The tide of war ebbed and flowed first to the English then to the French and then back to the English. In 1392 King Charles VI became insane and his two uncles, the Duke of Orleans and the Duke of Burgundy, began struggling with each other for control.




This struggle erupted into a full civil war with both sides asking for English help to defeat the other. Taking advantage of the chaos, King Henry V of England renewed his claim to the contested throne and invaded France in 1415.








At the time of Charles VII's conception Queen Isabeau was having an affair with Louis the Duke of Orleans so either the king or the Duke could have been the Dauphin's father. The Duke of Burgundy's men murdered the Duke of Orleans in 1407.








Isabeau and King Charles VI had other children but by 1420 all the male heirs to the French throne other than Charles were dead. This made Charles the last direct male descendent of the King.




Queen Isabeau took up with the Duke of Burgundy even though Philip was allied with the English. In 1420, Isabeau, in association with the Duke of Burgundy signed the Treaty of Troyes with England. This treaty disinherited the Dauphin, Charles VII, from succession to the French throne. Upon the death of Charles VI, the throne would go instead to the son of Henry V, king of England. The term 'dauphin' referred to the son of the French monarch who was to inherit the throne and become king. The English equivalent is the Prince of Wales.

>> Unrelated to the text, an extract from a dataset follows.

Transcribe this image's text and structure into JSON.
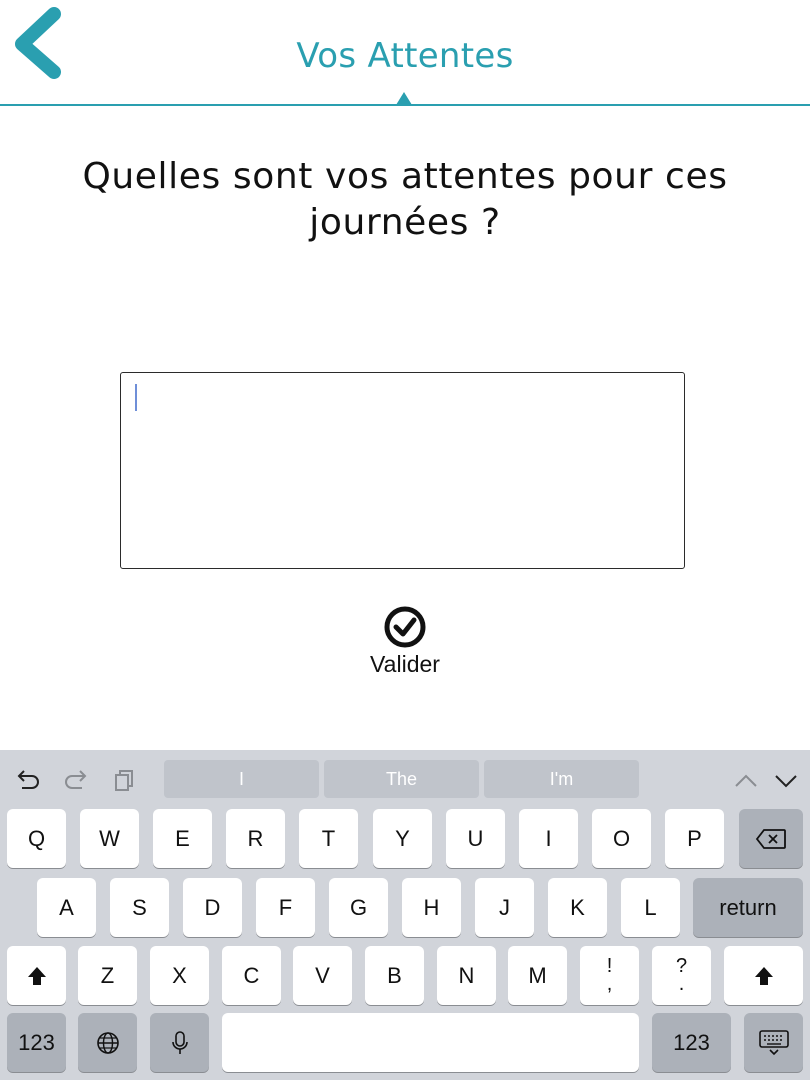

The Queen mother, Isabeau, declared Charles to be the bastard son of the Duke of Orleans and not the son and heir of Charles VI. She heaped insult onto injury by giving him the disparaging title of "the so-called Dauphin." No one totally disputed the claim of his mother until Jeanne, through divine revelation, emphatically declared Charles to be the true son of the late king.





The kingdom of France, in a state of total disarray, seemed doomed to be divided between England and its ally, Burgundy. The English controlled the area north of the Loire that extended from the German border on the east to the Atlantic Ocean on the west. They also held the city of Calais and its environs in the north and Guyenne, a renamed portion of the old province of Aquitaine, in the south. This area bordered Spain on the south and the Atlantic Ocean on the west. The Burgundians held the central portion of France along the German border. They also held an area called Flanders in the north that is now the countries of Holland and Belgium. The reminder of the territory south of the Loire River remained loyal to the Dauphin, Charles VII.

In 1422, upon the death of his father, the Dauphin, Charles VII, although personally tortured by doubt as to his right to claim the throne, nonetheless declared himself King of France. Yet he did nothing more because he lacked the will. Charles was a homely, passive, weak-willed and timid young man, who surrounded himself with strong-willed, greedy and ambitious men.

The chief of these was Lord George de La Tremoille. This Lord was not interested in seeing Charles regain his throne, as this would interfere with his position of dominance at court. Instead La Tremoille and his group were very happy to maintain the status quo while they squandered the kingdom's wealth. Having strong ties to both sides Lord La Tremoille played the one against the other for his personal gain. He was fabulously wealthy and he used his wealth to make the Dauphin Charles financially dependent upon him. Because Charles owed him enormous sums of money, Charles tried to pay the debt by signing over pieces of his loyal territory to Lord George who in turn sold it to the highest bidder, be he French, English or Burgundian.




In 1428, the English Regent, the Duke of Bedford, wanted to expand English domination over the territories south of the Loire River. He decided the best way to obtain this goal was to attack the city of Orleans, whose Duke was a prisoner in England.

Orleans, located on the north bank of the Loire River, is in the central portion of France. The moment the English captured this city, their army could rush unopposed into the remainder of the Dauphin's loyal territory, conquer it and thereby successfully win the struggle for the French throne.